The FeLV-GFP plasmid (10 µg) and pL-VSV-G plasmid (1 µg) were cotransfected into 293T cells using the calcium phosphate coprecipitation method. Twenty-four hours after transfection, medium was removed and replaced with 6 ml fresh medium. Supernatant containing infectious virions was collected from cells 48 h post-transfection and passed through a 0.2 µm filter. The filtered supernatant was stored at −80 °C for later use.
CRFK cells (65000) were plated in each well of a 12-well dish 24 h prior to drug treatments. Twenty-four hours later, the cells were treated with drug (decitabine, gemcitabine, tenofovir or raltegravir) at the concentrations indicated in Fig. 2. Two hours after initiating drug treatments, cells were infected and then incubated at 37 °C for 24 h. Twenty-four hours post-infection, medium was removed and replaced with fresh DMEM and the cells were then incubated for an additional 24 h at 37 °C. To analyse FeLV-infected cells, 48 h post-infection cells were trypsinized, centrifuged at 800 g for 5 min and the cell pellets were resuspended in 2% paraformaldehyde in PBS containing 2% FC3. Samples were analysed by flow cytometry using a Becton Dickinson FACScan. Samples were gated based on FSC vs SSC to eliminate dead cells, and GFP-expressing cells were detected in the FL1 channel. The raw data were converted to relative GFP expression by setting non-treated cells (0 nM) to 100% and multiplying the data for each individual treatment by the factor used to convert the non-treated group to 100. Uninfected cells were used to account for any non-specific signal in the FL1 channel.

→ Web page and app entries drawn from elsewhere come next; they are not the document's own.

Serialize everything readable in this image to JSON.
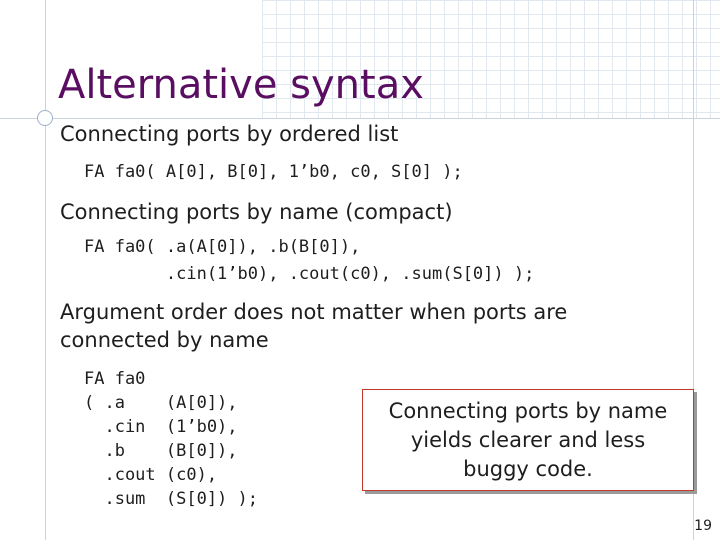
{
  "title": "Alternative syntax",
  "bullets": [
    "Connecting ports by ordered list",
    "Connecting ports by name (compact)",
    "Argument order does not matter when ports are",
    "connected by name"
  ],
  "code": {
    "ordered": "FA fa0( A[0], B[0], 1’b0, c0, S[0] );",
    "named_line1": "FA fa0( .a(A[0]), .b(B[0]),",
    "named_line2": "        .cin(1’b0), .cout(c0), .sum(S[0]) );",
    "long_form": [
      "FA fa0",
      "( .a    (A[0]),",
      "  .cin  (1’b0),",
      "  .b    (B[0]),",
      "  .cout (c0),",
      "  .sum  (S[0]) );"
    ]
  },
  "callout": "Connecting ports by name\nyields clearer and less\nbuggy code.",
  "page_number": "19",
  "colors": {
    "title": "#5a0e62",
    "callout_border": "#c0392b"
  }
}
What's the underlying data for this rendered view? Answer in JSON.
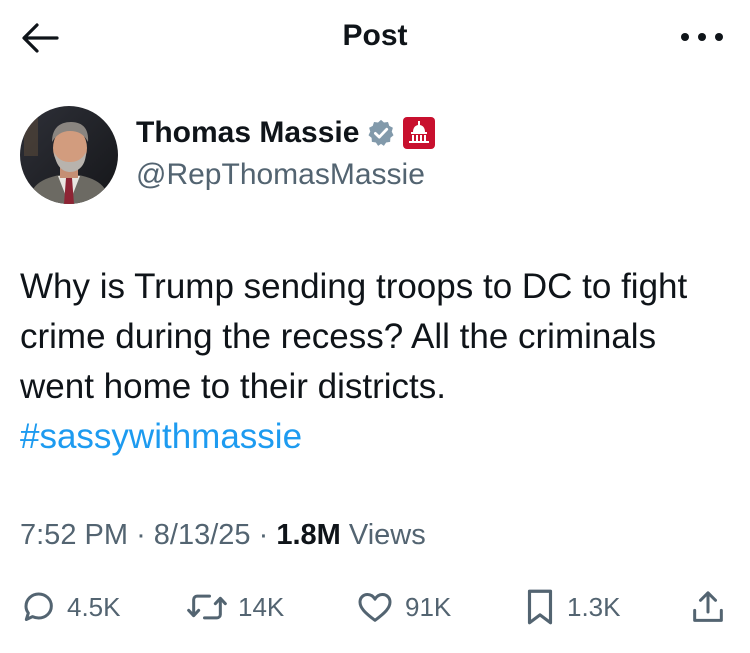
{
  "header": {
    "title": "Post",
    "back_icon": "arrow-left-icon",
    "more_icon": "more-horizontal-icon"
  },
  "author": {
    "name": "Thomas Massie",
    "handle": "@RepThomasMassie",
    "verified_icon": "verified-badge-icon",
    "affiliation_icon": "us-capitol-icon",
    "verified_color": "#829aab",
    "affiliation_color": "#c8102e"
  },
  "tweet": {
    "text": "Why is Trump sending troops to DC to fight crime during the recess? All the criminals went home to their districts.",
    "hashtag": "#sassywithmassie"
  },
  "meta": {
    "time": "7:52 PM",
    "date": "8/13/25",
    "views_count": "1.8M",
    "views_label": "Views",
    "separator": "·"
  },
  "actions": {
    "reply": {
      "icon": "reply-icon",
      "count": "4.5K"
    },
    "repost": {
      "icon": "repost-icon",
      "count": "14K"
    },
    "like": {
      "icon": "heart-icon",
      "count": "91K"
    },
    "bookmark": {
      "icon": "bookmark-icon",
      "count": "1.3K"
    },
    "share": {
      "icon": "share-icon"
    }
  },
  "colors": {
    "text": "#0f1419",
    "secondary": "#536471",
    "link": "#1d9bf0"
  }
}
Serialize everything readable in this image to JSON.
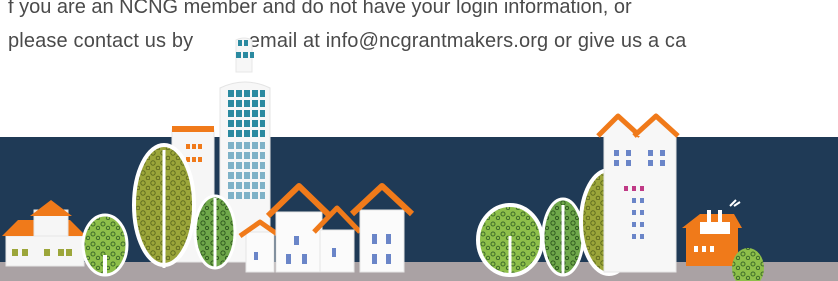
{
  "intro": {
    "line1": "f you are an NCNG member and do not have your login information, or",
    "line2_prefix": "please contact us by",
    "line2_gap": "",
    "line2_after_gap": "email at ",
    "email": "info@ncgrantmakers.org",
    "line2_suffix": " or give us a ca"
  },
  "colors": {
    "text": "#4a4a4a",
    "dark_band": "#1f3a56",
    "ground": "#aaa2a4",
    "roof_orange": "#f07a1a",
    "tree_green": "#8ebf4a",
    "tree_olive": "#9ca63a",
    "window_blue": "#6a85c8",
    "window_teal": "#2b8aa0"
  },
  "icons": {
    "skyscraper": "skyscraper-illustration",
    "house": "house-illustration",
    "tree": "tree-illustration",
    "tower": "tower-illustration"
  }
}
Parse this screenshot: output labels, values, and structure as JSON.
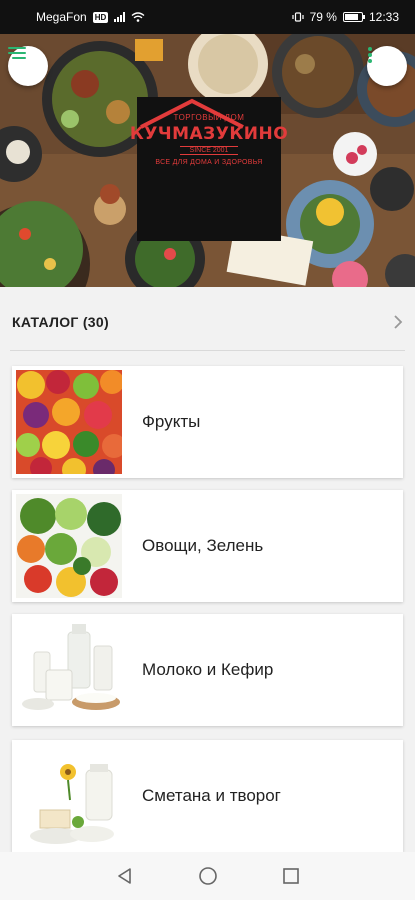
{
  "status_bar": {
    "carrier": "MegaFon",
    "network_badge": "HD",
    "battery_percent": "79 %",
    "battery_level": 0.79,
    "time": "12:33"
  },
  "header": {
    "menu_icon": "hamburger-icon",
    "more_icon": "vertical-dots-icon",
    "accent_color": "#2bb673"
  },
  "logo": {
    "top_text": "ТОРГОВЫЙ ДОМ",
    "brand": "КУЧМАЗУКИНО",
    "since": "SINCE 2001",
    "tagline": "ВСЕ ДЛЯ ДОМА И ЗДОРОВЬЯ",
    "color": "#e23b3b"
  },
  "catalog": {
    "title": "КАТАЛОГ (30)",
    "chevron_icon": "chevron-right-icon",
    "items": [
      {
        "label": "Фрукты"
      },
      {
        "label": "Овощи, Зелень"
      },
      {
        "label": "Молоко и Кефир"
      },
      {
        "label": "Сметана и творог"
      }
    ]
  },
  "nav": {
    "back_icon": "back-triangle-icon",
    "home_icon": "home-circle-icon",
    "recents_icon": "recents-square-icon"
  }
}
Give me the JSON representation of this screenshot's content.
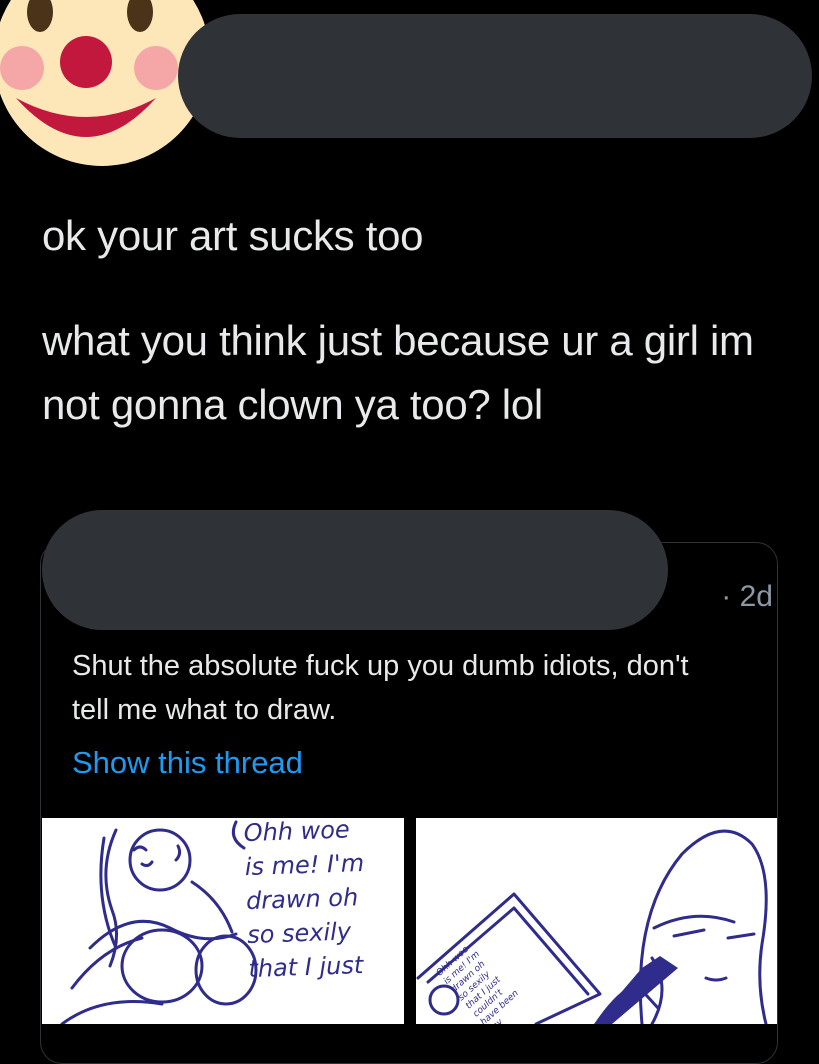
{
  "reply": {
    "line1": "ok your art sucks too",
    "line2": "what you think just because ur a girl im not gonna clown ya too? lol"
  },
  "quoted_tweet": {
    "time": "· 2d",
    "text": "Shut the absolute fuck up you dumb idiots, don't tell me what to draw.",
    "show_thread": "Show this thread"
  },
  "comic": {
    "panel1_caption": "Ohh woe\nis me! I'm\ndrawn oh\nso sexily\nthat I just",
    "panel2_mini_caption": "Ohh woe\nis me! I'm\ndrawn oh\nso sexily\nthat I just\ncouldn't\nhave been\nany"
  },
  "colors": {
    "background": "#000000",
    "text": "#e7e9ea",
    "link": "#1d9bf0",
    "muted": "#8b98a5",
    "redaction": "#2f3237",
    "ink": "#2f2c8c"
  },
  "icons": {
    "avatar": "clown-face-emoji"
  }
}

CRFK cells (1.5×103) were plated in each well of a 96-well plate 24 h prior to the initiation of drug treatment. Cells were treated with drug (AZT, decitabine, gemcitabine, tenofovir or raltegravir) for 24 h, at which time the medium was replaced with fresh DMEM containing 10% FC3. Cell viability was examined using a Promega CellTiter-Glo kit according to the manufacturer’s instructions. Briefly, cell viability was assessed 48 h post-drug treatment by adding a substrate that emits light at 570 nm in the presence of ATP. Background luminescence was subtracted from the value obtained from each well. The data were converted to relative luminescence by setting non-treated cells (0 nM) to 100 and multiplying the data for each individual treatment by the factor used to convert the non-treated group to 100.
We thank Jonathan Rawson for his intellectual input regarding the design and construction of the FeLV-GFP vector. The following reagents were obtained through the AIDS Research and Reference Reagent Program, Division of AIDS, National Institute of Allergy and Infectious Diseases, NIH: raltegravir (cat. # 11680), tenofovir (cat. # 10199), zidovudine (cat. # 3485) and pEECC-FeLV (cat. # 105). This research was supported by NIH grant R01 GM56615. W.M.G. was supported in part by NIH grant T32 RR18719.